Did you make it to the library in the last week to give Challenge 1: Hero Tales a try? I hope you did and that you found lots of good books to fuel your child’s imagination. It inspired my 7-year old to pull out his medieval castle play set last week and act out some of the King Arthur scenes we read about.
By the way, if your library is lacking in its children’s book selection, you might try looking in your child’s school library as well. Most librarians would love to facilitate parents’ efforts to expose their children to more stories!
I went back to our public library this week and found a few more to add to our list of recommended hero tales. Continue reading
For our first challenge, let’s hone in on hero stories. We could go a lot of different ways with the idea of heroes, mostly because every story has a hero (whether the hero is likeable or not, or desirable as a role model for our children or not). So let’s narrow our focus to hero stories in two genres: Bible stories and folklore.
What is the importance of hero stories? My husband, a sixth grade teacher, said recently that he can tell who in his classroom has been exposed to hero stories and who hasn’t. Those who have can talk at length about these heroes and others like them—Superman, Robin Hood, historical figures, etc. Those who haven’t have created their own heroes, usually drawing from pop culture icons. They are searching for something to fill the void. (more…)
When my son Seth was about three years old, we went to the library together at least once a week. We would see friends there with their kids, checking out two or three books—so reasonable and moderate. I told myself, I’m not going to break my library bag this week; we’re only going to get a few books. And yet every time, we left with the bag full to the top, mostly of storybooks and occasionally some nonfiction books. Seth loved whatever we got, as long as someone was willing to read it to him, and I loved picking the books out for him.
Around the same time, I began teaching a children’s literature class at a local university. Every week before class, I made a big trip to the library to collect books that I wanted to share with the students, based on the genres (types of books) we were studying that week. I knew a lot of titles and authors from my years as a middle school reading teacher and from my own childhood. But some genres were not my “go-to” areas in the children’s library: folklore, science fiction, memoir, historical fiction, graphic novels.

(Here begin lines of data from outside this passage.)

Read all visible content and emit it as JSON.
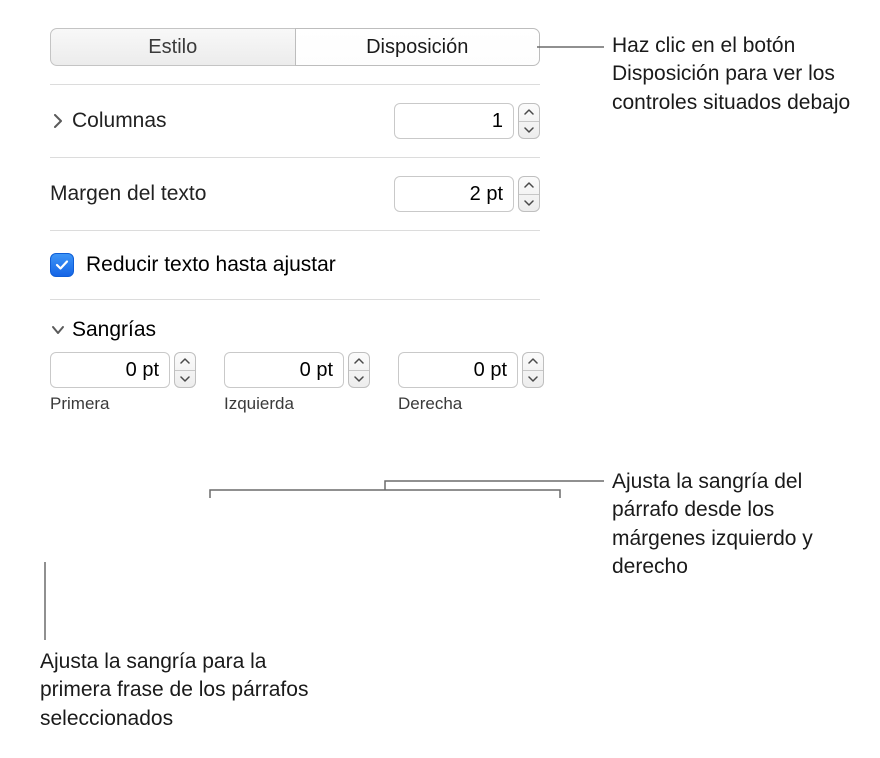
{
  "tabs": {
    "style": "Estilo",
    "layout": "Disposición"
  },
  "columns": {
    "label": "Columnas",
    "value": "1"
  },
  "textMargin": {
    "label": "Margen del texto",
    "value": "2 pt"
  },
  "shrinkText": {
    "label": "Reducir texto hasta ajustar",
    "checked": true
  },
  "indents": {
    "header": "Sangrías",
    "first": {
      "value": "0 pt",
      "caption": "Primera"
    },
    "left": {
      "value": "0 pt",
      "caption": "Izquierda"
    },
    "right": {
      "value": "0 pt",
      "caption": "Derecha"
    }
  },
  "callouts": {
    "layoutBtn": "Haz clic en el botón Disposición para ver los controles situados debajo",
    "leftRight": "Ajusta la sangría del párrafo desde los márgenes izquierdo y derecho",
    "first": "Ajusta la sangría para la primera frase de los párrafos seleccionados"
  }
}
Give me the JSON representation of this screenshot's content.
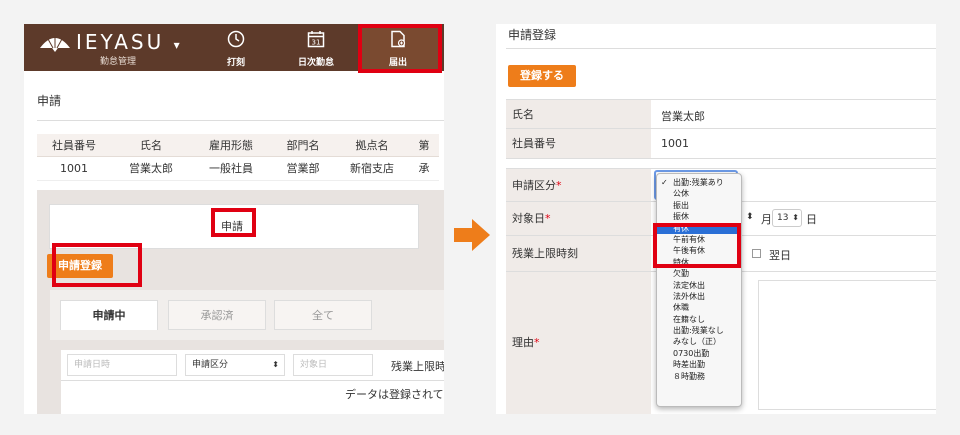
{
  "left": {
    "brand": {
      "name": "IEYASU",
      "caret": "▾",
      "subtitle": "勤怠管理"
    },
    "nav": [
      {
        "label": "打刻",
        "icon": "clock-icon"
      },
      {
        "label": "日次勤怠",
        "icon": "calendar-icon",
        "day": "31"
      },
      {
        "label": "届出",
        "icon": "document-icon"
      }
    ],
    "section_title": "申請",
    "employee_table": {
      "headers": [
        "社員番号",
        "氏名",
        "雇用形態",
        "部門名",
        "拠点名",
        "第"
      ],
      "row": [
        "1001",
        "営業太郎",
        "一般社員",
        "営業部",
        "新宿支店",
        "承"
      ]
    },
    "tab_label": "申請",
    "register_button": "申請登録",
    "subtabs": [
      "申請中",
      "承認済",
      "全て"
    ],
    "filters": {
      "date_placeholder": "申請日時",
      "category_select": "申請区分",
      "target_placeholder": "対象日",
      "overtime_label": "残業上限時"
    },
    "empty_message": "データは登録されて"
  },
  "right": {
    "title": "申請登録",
    "register_button": "登録する",
    "fields": {
      "name_label": "氏名",
      "name_value": "営業太郎",
      "id_label": "社員番号",
      "id_value": "1001",
      "category_label": "申請区分",
      "required_mark": "*",
      "target_label": "対象日",
      "month_suffix": "月",
      "day_value": "13",
      "day_suffix": "日",
      "overtime_label": "残業上限時刻",
      "next_day": "翌日",
      "reason_label": "理由"
    },
    "dropdown_options": [
      "出勤:残業あり",
      "公休",
      "振出",
      "振休",
      "有休",
      "午前有休",
      "午後有休",
      "特休",
      "欠勤",
      "法定休出",
      "法外休出",
      "休職",
      "在籍なし",
      "出勤:残業なし",
      "みなし（正）",
      "0730出勤",
      "時差出勤",
      "８時勤務"
    ],
    "checked_option": "出勤:残業あり",
    "highlighted_option": "有休"
  },
  "colors": {
    "header": "#5d3a2a",
    "accent": "#ee7d1a",
    "highlight": "#e00012",
    "select": "#2a6fd6"
  }
}
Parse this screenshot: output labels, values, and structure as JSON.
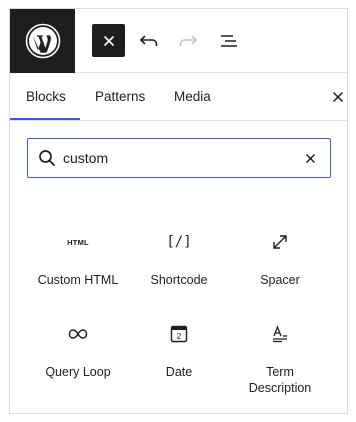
{
  "tabs": [
    {
      "label": "Blocks",
      "active": true
    },
    {
      "label": "Patterns",
      "active": false
    },
    {
      "label": "Media",
      "active": false
    }
  ],
  "search": {
    "value": "custom",
    "placeholder": "Search"
  },
  "blocks": [
    {
      "label": "Custom HTML",
      "icon": "html-icon",
      "icon_text": "HTML"
    },
    {
      "label": "Shortcode",
      "icon": "shortcode-icon",
      "icon_text": "[/]"
    },
    {
      "label": "Spacer",
      "icon": "spacer-icon"
    },
    {
      "label": "Query Loop",
      "icon": "loop-icon"
    },
    {
      "label": "Date",
      "icon": "calendar-icon",
      "icon_text": "2"
    },
    {
      "label": "Term\nDescription",
      "icon": "term-description-icon"
    }
  ],
  "colors": {
    "accent": "#3858e9",
    "dark": "#1e1e1e",
    "border": "#e0e0e0"
  }
}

The class made me dive into these genres and others. I scoured the shelves looking for authors I recognized, attractive illustrations, cultural variations. I loved it, Seth loved it. It spiced up our reading and exposed him to books he might not otherwise have known, some that have become favorites, like Steven Kellogg’s folklore books The Three Sillies and Pecos Bill, and the Let’s Read and Find Out nonfiction series by different authors. Continue reading